Required action: Scan the records for the string "this", then copy each line that has it.

Data items
============

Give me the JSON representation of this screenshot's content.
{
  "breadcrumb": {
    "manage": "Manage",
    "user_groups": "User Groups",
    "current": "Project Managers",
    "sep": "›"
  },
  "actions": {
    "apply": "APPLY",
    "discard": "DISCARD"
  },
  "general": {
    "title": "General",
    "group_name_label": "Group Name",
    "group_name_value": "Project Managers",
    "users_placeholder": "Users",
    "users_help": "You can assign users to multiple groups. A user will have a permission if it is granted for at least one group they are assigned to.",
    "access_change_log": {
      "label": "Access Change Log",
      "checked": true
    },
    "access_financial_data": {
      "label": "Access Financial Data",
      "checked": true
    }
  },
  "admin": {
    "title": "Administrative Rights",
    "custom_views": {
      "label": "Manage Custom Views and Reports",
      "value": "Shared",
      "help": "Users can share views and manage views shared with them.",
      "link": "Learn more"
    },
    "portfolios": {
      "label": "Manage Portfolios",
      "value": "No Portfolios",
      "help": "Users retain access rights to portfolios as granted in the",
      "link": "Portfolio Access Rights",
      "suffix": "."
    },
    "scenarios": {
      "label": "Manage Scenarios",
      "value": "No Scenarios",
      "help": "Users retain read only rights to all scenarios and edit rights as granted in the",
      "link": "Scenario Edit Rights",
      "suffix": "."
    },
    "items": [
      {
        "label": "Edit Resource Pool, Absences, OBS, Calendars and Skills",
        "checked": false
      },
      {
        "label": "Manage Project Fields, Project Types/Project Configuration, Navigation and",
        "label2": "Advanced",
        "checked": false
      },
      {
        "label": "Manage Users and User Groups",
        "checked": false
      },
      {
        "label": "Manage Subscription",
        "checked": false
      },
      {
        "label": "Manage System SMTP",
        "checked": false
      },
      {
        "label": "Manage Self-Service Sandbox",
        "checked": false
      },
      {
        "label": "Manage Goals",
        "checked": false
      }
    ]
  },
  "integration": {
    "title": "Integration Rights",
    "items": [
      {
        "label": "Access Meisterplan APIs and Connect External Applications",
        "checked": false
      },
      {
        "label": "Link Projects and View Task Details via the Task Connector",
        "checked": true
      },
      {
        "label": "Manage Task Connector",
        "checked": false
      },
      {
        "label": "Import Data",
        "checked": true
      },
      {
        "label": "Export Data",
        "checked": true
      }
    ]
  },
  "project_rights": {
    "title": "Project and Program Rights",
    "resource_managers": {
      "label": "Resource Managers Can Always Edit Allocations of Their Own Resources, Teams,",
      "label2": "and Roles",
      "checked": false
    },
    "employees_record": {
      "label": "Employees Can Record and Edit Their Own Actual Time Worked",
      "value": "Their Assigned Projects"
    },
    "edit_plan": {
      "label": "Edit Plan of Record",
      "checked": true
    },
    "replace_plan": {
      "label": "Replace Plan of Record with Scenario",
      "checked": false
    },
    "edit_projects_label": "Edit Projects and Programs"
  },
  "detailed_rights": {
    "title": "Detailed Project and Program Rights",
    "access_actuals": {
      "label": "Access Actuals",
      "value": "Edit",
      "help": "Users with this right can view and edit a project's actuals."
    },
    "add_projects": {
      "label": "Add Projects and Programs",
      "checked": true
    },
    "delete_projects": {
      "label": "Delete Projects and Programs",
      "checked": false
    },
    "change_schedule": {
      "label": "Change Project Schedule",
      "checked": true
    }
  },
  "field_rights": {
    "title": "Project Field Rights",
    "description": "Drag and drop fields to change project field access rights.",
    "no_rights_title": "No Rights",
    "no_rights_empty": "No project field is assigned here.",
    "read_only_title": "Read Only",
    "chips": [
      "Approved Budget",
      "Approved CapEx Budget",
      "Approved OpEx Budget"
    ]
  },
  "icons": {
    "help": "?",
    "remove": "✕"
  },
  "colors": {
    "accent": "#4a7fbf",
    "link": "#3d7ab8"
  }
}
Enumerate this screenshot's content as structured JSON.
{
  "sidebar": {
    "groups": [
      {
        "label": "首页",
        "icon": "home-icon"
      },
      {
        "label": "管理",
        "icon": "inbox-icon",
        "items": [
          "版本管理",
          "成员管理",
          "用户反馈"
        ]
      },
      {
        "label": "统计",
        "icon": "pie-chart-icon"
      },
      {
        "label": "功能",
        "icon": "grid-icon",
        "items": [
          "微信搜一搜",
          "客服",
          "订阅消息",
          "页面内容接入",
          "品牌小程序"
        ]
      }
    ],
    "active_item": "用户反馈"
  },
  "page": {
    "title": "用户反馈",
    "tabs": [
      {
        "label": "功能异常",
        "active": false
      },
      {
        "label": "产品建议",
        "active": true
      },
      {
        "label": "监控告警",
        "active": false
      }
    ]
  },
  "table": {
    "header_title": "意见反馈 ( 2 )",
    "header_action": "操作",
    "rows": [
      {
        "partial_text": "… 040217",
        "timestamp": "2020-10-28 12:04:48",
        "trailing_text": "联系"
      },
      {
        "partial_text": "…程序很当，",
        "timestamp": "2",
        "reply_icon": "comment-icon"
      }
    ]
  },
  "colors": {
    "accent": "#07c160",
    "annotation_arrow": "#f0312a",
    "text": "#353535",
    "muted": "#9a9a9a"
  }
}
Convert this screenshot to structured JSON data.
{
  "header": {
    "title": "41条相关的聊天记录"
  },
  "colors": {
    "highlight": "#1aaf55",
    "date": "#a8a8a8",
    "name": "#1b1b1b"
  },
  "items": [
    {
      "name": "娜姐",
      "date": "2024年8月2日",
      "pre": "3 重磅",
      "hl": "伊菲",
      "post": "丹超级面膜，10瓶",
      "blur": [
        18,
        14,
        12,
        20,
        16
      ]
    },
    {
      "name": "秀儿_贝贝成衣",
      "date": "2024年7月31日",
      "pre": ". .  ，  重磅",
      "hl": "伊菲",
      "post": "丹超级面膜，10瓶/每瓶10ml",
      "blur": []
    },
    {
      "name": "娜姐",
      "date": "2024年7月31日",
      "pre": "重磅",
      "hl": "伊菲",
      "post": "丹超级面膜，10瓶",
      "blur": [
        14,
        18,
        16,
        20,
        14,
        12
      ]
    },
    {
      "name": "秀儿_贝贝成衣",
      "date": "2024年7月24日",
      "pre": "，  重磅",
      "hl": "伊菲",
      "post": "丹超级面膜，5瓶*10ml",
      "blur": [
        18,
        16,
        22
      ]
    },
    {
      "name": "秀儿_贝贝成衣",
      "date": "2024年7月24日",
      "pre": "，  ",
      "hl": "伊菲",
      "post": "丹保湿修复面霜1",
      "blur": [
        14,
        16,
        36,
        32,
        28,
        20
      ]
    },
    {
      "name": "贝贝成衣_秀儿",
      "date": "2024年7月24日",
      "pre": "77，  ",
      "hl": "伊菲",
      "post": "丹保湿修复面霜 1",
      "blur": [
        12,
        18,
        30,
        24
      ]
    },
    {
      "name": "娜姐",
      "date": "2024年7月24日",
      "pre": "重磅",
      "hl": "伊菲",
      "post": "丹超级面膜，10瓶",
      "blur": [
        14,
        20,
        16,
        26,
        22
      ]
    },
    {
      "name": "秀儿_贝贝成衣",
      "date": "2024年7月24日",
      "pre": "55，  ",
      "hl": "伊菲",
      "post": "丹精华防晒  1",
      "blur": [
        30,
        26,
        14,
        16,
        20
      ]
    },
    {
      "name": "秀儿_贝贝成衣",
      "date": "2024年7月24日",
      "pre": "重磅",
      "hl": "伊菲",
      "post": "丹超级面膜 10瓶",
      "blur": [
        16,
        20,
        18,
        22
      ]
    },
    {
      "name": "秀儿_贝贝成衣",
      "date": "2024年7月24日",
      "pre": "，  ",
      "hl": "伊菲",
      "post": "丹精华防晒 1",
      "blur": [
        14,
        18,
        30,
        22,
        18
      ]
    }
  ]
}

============

Written reply:
Give me the JSON representation of this screenshot's content.
      "help": "Users with this right can view and edit a project's actuals."
Enumerate this screenshot's content as structured JSON.
Convert this screenshot to structured JSON data.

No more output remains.